AIM OF THE TASK – Pick each line containing the word "name" out of the data below.

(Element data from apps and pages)
#####
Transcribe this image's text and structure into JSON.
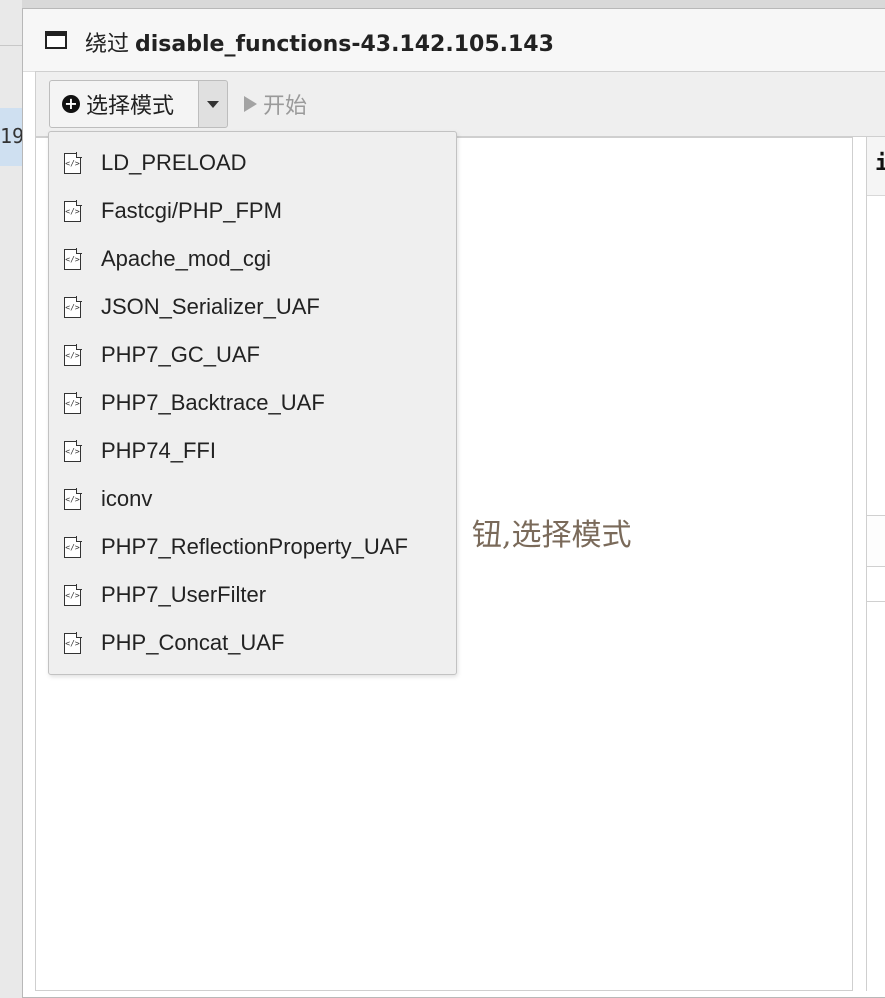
{
  "background": {
    "cell_text": "19"
  },
  "window": {
    "title_prefix": "绕过",
    "title_host": "disable_functions-43.142.105.143"
  },
  "toolbar": {
    "select_mode_label": "选择模式",
    "start_label": "开始"
  },
  "main": {
    "hint": "钮,选择模式"
  },
  "right_panel": {
    "header_text": "i"
  },
  "dropdown": {
    "items": [
      {
        "label": "LD_PRELOAD",
        "icon": "code-file-icon"
      },
      {
        "label": "Fastcgi/PHP_FPM",
        "icon": "code-file-icon"
      },
      {
        "label": "Apache_mod_cgi",
        "icon": "code-file-icon"
      },
      {
        "label": "JSON_Serializer_UAF",
        "icon": "code-file-icon"
      },
      {
        "label": "PHP7_GC_UAF",
        "icon": "code-file-icon"
      },
      {
        "label": "PHP7_Backtrace_UAF",
        "icon": "code-file-icon"
      },
      {
        "label": "PHP74_FFI",
        "icon": "code-file-icon"
      },
      {
        "label": "iconv",
        "icon": "code-file-icon"
      },
      {
        "label": "PHP7_ReflectionProperty_UAF",
        "icon": "code-file-icon"
      },
      {
        "label": "PHP7_UserFilter",
        "icon": "code-file-icon"
      },
      {
        "label": "PHP_Concat_UAF",
        "icon": "code-file-icon"
      }
    ]
  }
}
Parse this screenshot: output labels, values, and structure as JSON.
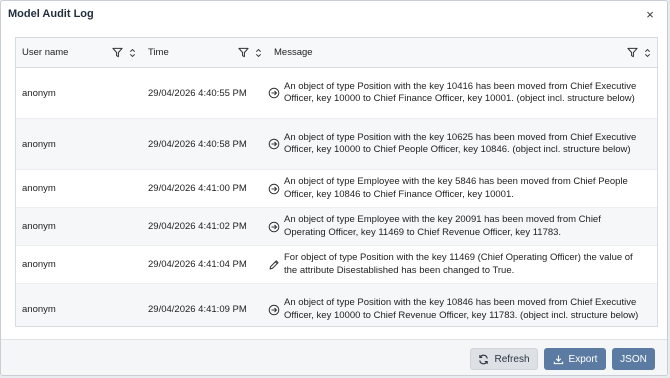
{
  "dialog": {
    "title": "Model Audit Log",
    "close_symbol": "×"
  },
  "columns": {
    "user": "User name",
    "time": "Time",
    "message": "Message"
  },
  "rows": [
    {
      "user": "anonym",
      "time": "29/04/2026 4:40:55 PM",
      "icon": "move-icon",
      "message": "An object of type Position with the key 10416 has been moved from Chief Executive Officer, key 10000 to Chief Finance Officer, key 10001. (object incl. structure below)"
    },
    {
      "user": "anonym",
      "time": "29/04/2026 4:40:58 PM",
      "icon": "move-icon",
      "message": "An object of type Position with the key 10625 has been moved from Chief Executive Officer, key 10000 to Chief People Officer, key 10846. (object incl. structure below)"
    },
    {
      "user": "anonym",
      "time": "29/04/2026 4:41:00 PM",
      "icon": "move-icon",
      "message": "An object of type Employee with the key 5846 has been moved from Chief People Officer, key 10846 to Chief Finance Officer, key 10001."
    },
    {
      "user": "anonym",
      "time": "29/04/2026 4:41:02 PM",
      "icon": "move-icon",
      "message": "An object of type Employee with the key 20091 has been moved from Chief Operating Officer, key 11469 to Chief Revenue Officer, key 11783."
    },
    {
      "user": "anonym",
      "time": "29/04/2026 4:41:04 PM",
      "icon": "edit-icon",
      "message": "For object of type Position with the key 11469 (Chief Operating Officer) the value of the attribute Disestablished has been changed to True."
    },
    {
      "user": "anonym",
      "time": "29/04/2026 4:41:09 PM",
      "icon": "move-icon",
      "message": "An object of type Position with the key 10846 has been moved from Chief Executive Officer, key 10000 to Chief Revenue Officer, key 11783. (object incl. structure below)"
    }
  ],
  "footer": {
    "refresh_label": "Refresh",
    "export_label": "Export",
    "json_label": "JSON"
  },
  "colors": {
    "primary_button": "#5b7ba3",
    "secondary_button": "#dde1e6"
  }
}
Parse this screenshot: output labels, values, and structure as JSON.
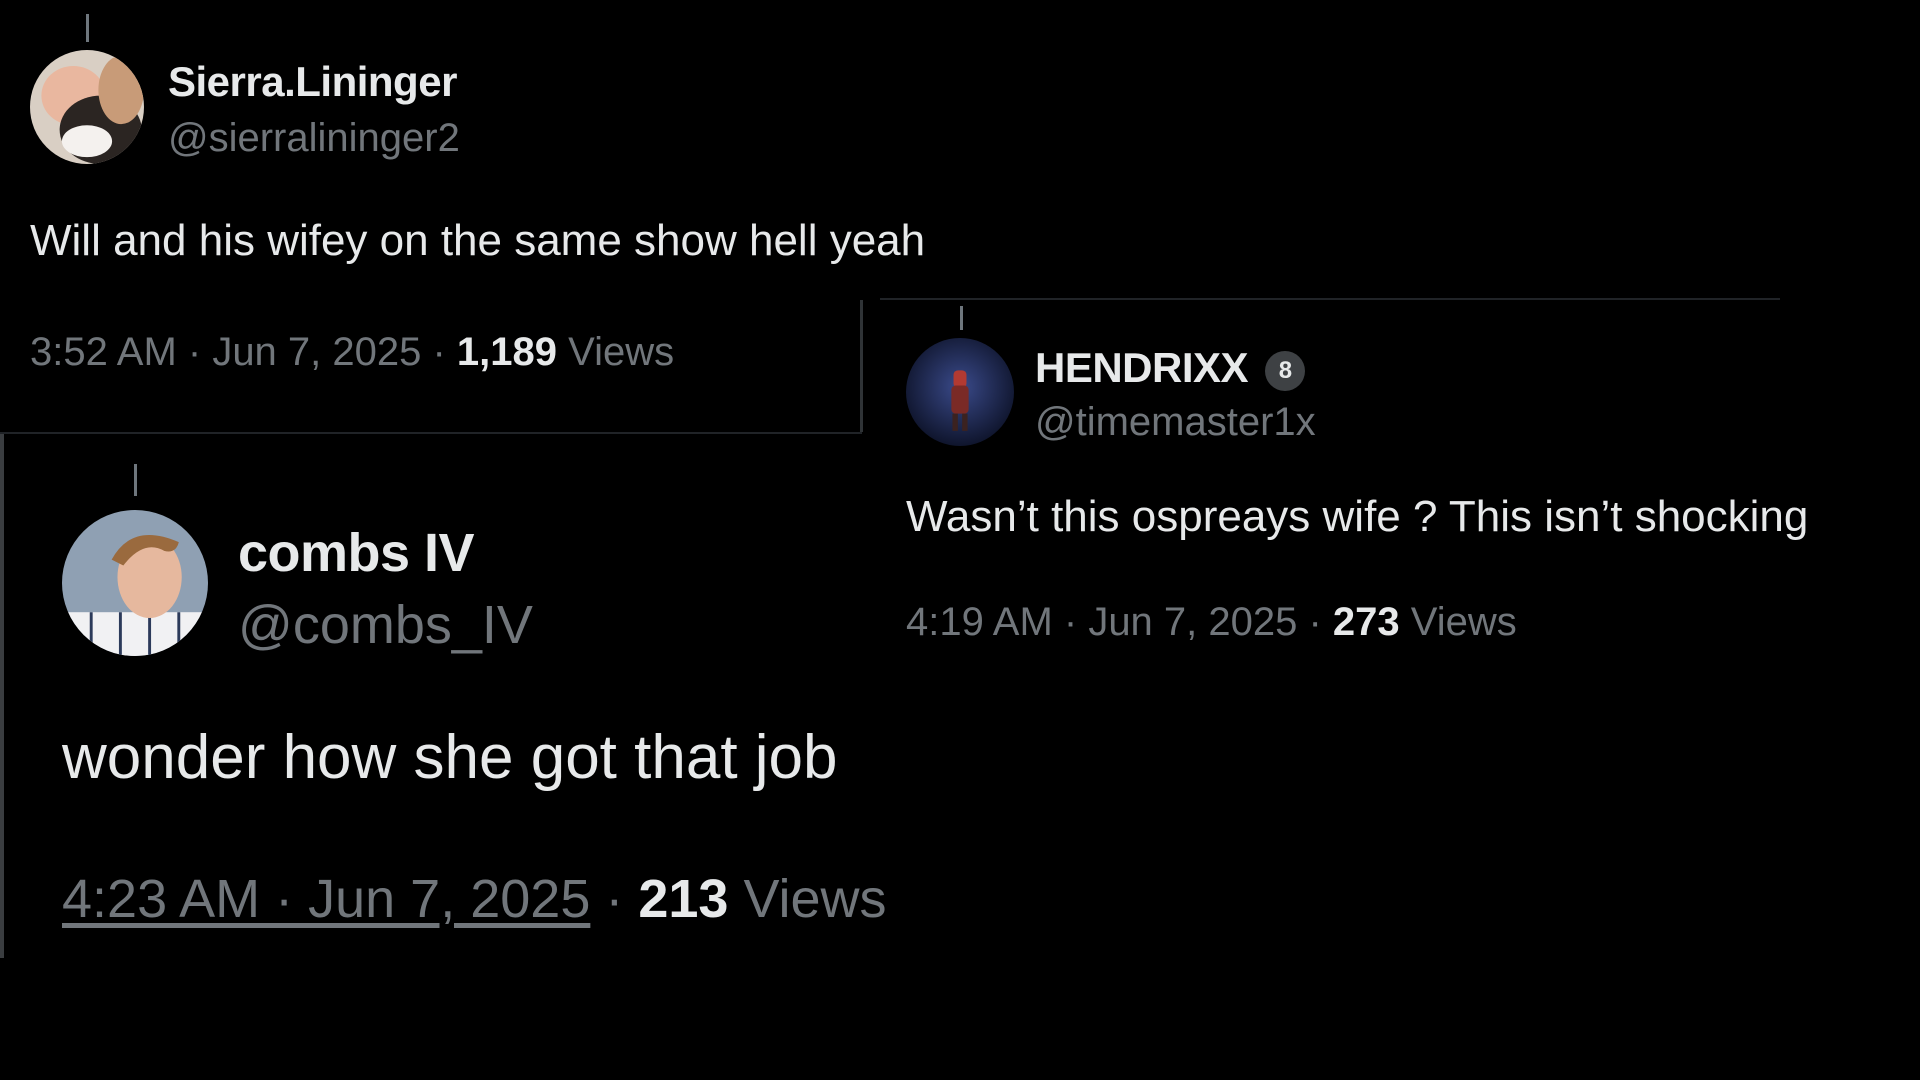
{
  "tweets": [
    {
      "name": "Sierra.Lininger",
      "handle": "@sierralininger2",
      "text": "Will and his wifey on the same show hell yeah",
      "time": "3:52 AM",
      "sep1": " · ",
      "date": "Jun 7, 2025",
      "sep2": " · ",
      "views_count": "1,189",
      "views_label": " Views",
      "avatar_icon": "avatar-photo"
    },
    {
      "name": "HENDRIXX",
      "badge": "8",
      "handle": "@timemaster1x",
      "text": "Wasn’t this ospreays wife ? This isn’t shocking",
      "time": "4:19 AM",
      "sep1": " · ",
      "date": "Jun 7, 2025",
      "sep2": " · ",
      "views_count": "273",
      "views_label": " Views",
      "avatar_icon": "avatar-photo"
    },
    {
      "name": "combs IV",
      "handle": "@combs_IV",
      "text": "wonder how she got that job",
      "time": "4:23 AM · Jun 7, 2025",
      "sep2": " · ",
      "views_count": "213",
      "views_label": " Views",
      "avatar_icon": "avatar-photo"
    }
  ],
  "colors": {
    "background": "#000000",
    "primary_text": "#e7e9ea",
    "secondary_text": "#71767b",
    "divider": "#2f3336"
  }
}
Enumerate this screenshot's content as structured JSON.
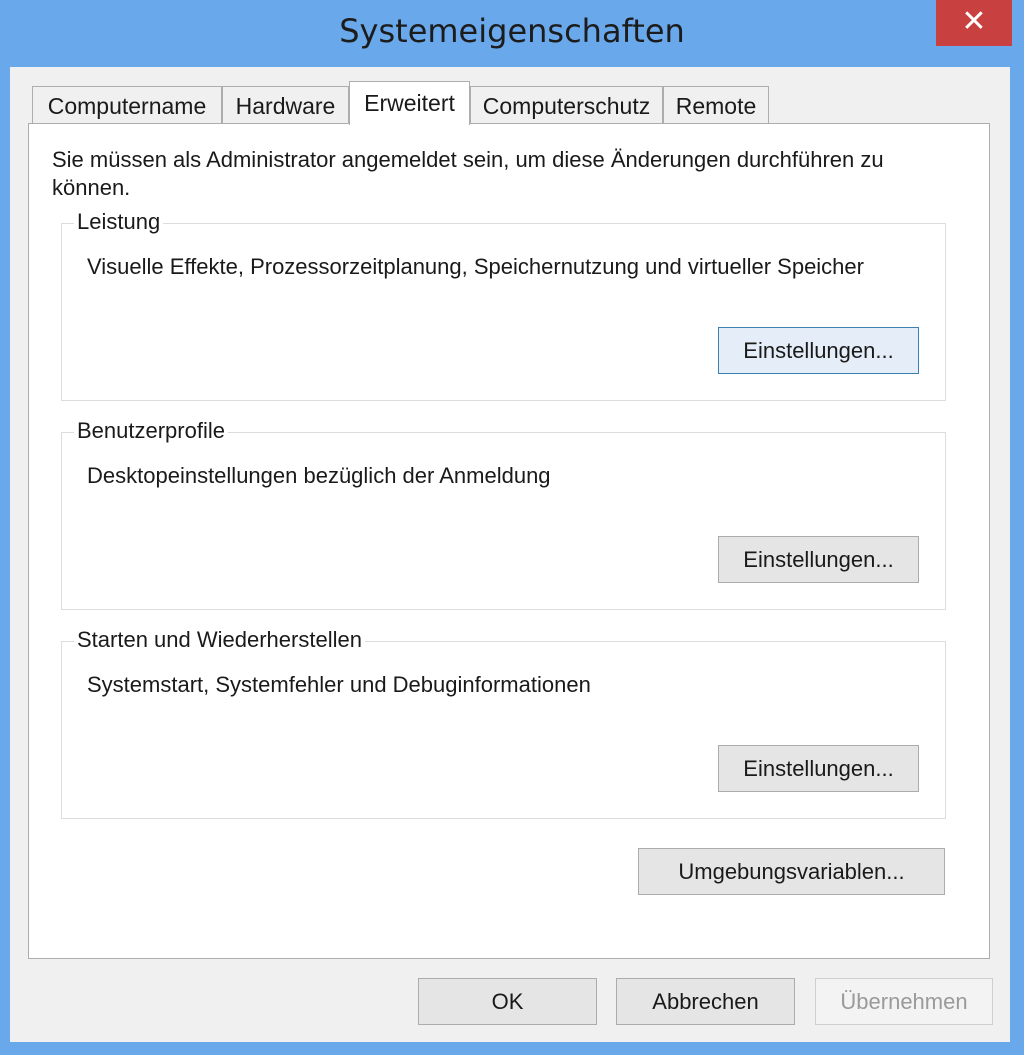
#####
RESPONSE BELOW –
    "user": "User name",
      "name": "Sierra.Lininger",
      "name": "HENDRIXX",
      "name": "combs IV",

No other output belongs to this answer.